To find x, we will be using the property: Any point on the bisector of an angle is equidistant from the sides of the angle.
So, the bisector drawn from O will be equidistant from sides OB and ON.
⇒ 3x − 2 = 10
⇒ 3x = 2 + 10
⇒ 3x = 12
∴ The value of x is 4.
Example 3: If QS is the bisector of ∠PQR, find x.
As QS bisects ∠PQR, by angle bisector theorem we get, QP/QR = PS/RS.
⇒ 18/24 = 12/x
⇒ x = (12 × 24)/18
⇒ x = (2 × 24)/3 = 2 × 8 = 16
∴ The value of x is 16.
FAQs on Angle Bisector
What is an Angle Bisector?
What are the Properties of Angle Bisector?
An angle bisector has two main properties:
- Any point on the bisector of an angle is equidistant from the sides of the angle.
- In a triangle, the angle bisector divides the opposite side in the ratio of the adjacent sides.
What is an Angle Bisector of a Triangle?
The angle bisector of a triangle drawn from any of the three vertices divides the opposite side in the ratio of the other two sides of the triangle. There can be three angle bisectors drawn in a triangle.
Does Angle Bisector Cut an Angle in Half?
Yes, an angle bisector divides the given angle into two equal angles. In other words, we can say that the measure of each of these angles is half of the original angle.

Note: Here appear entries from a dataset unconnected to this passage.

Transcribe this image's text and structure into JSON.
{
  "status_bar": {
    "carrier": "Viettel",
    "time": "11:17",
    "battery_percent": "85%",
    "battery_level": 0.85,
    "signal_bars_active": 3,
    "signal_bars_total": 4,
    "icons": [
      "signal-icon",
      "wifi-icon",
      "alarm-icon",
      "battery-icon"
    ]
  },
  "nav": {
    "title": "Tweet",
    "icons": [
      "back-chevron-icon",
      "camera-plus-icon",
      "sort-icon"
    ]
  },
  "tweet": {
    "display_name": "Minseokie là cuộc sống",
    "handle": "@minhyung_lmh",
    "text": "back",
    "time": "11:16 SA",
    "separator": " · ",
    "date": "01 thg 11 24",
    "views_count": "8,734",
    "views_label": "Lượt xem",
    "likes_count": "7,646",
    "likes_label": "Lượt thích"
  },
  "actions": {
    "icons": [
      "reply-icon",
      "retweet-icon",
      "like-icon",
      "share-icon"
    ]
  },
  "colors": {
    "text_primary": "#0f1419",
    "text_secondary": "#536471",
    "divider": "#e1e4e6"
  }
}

How to Construct an Angle Bisector?
An angle bisector construction can be done by following the steps given below:
- Step 1: Take a compass and take any suitable width on it. Place its tip on the vertex of the angle and draw an arc touching the arms of the angle at two distinct points.
- Step 2: Keep the same width of the compass and draw arcs intersecting each other from each of those two points.
- Step 3: Draw a ray from the vertex of the angle to the point of intersection formed in the previous step.
- Step 4: That ray will be the required angle bisector of the given angle.
What is the Property of Angle Bisector of Triangle?
The property of the angle bisector of a triangle states that the angle bisector divides the opposite side of a triangle in the ratio of its adjacent sides.
Does the Angle Bisector go through the Midpoint?
It is not always true that an angle bisector goes through the midpoint of the opposite side. It divides the opposite side in proportion to the adjacent sides of the triangle.
Can an Angle have More Than One Angle Bisector?
No, an angle can have only one angle bisector. For example, if we bisect a 60° angle we will get two 30° angles as a result. This means 60° angle is divided into two equal angles (30° each). Hence, 60° angle can only be bisected once. Further, we can again bisect 30° angle into two equal angles as 15° each.